How to complete this task> Scan the listing beneath this sentence. Report each line with the word "brown".

Given information>

● ● ● ● ●

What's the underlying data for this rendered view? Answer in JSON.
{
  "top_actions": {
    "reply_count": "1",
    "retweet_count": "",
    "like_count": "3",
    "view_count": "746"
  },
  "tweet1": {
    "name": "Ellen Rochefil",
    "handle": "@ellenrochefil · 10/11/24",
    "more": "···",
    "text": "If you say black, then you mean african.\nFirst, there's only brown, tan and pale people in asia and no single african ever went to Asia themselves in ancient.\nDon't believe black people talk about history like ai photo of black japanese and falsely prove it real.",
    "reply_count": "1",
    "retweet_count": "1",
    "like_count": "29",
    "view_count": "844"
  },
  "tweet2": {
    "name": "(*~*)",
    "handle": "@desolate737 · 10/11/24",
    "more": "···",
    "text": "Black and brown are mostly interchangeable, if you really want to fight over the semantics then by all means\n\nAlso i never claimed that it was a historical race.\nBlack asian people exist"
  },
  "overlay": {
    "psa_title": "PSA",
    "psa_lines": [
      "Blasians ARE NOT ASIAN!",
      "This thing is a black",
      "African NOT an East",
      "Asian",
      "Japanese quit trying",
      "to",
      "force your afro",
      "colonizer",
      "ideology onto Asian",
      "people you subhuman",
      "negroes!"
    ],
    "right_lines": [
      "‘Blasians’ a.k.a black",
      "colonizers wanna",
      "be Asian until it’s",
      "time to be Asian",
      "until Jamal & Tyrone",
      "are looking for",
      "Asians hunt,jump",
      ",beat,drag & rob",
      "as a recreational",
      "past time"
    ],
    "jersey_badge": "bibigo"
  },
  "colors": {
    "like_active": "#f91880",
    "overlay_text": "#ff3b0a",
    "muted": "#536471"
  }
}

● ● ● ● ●

Answer to this problem>
    "text": "If you say black, then you mean african.\nFirst, there's only brown, tan and pale people in asia and no single african ever went to Asia themselves in ancient.\nDon't believe black people talk about history like ai photo of black japanese and falsely prove it real.",
    "text": "Black and brown are mostly interchangeable, if you really want to fight over the semantics then by all means\n\nAlso i never claimed that it was a historical race.\nBlack asian people exist"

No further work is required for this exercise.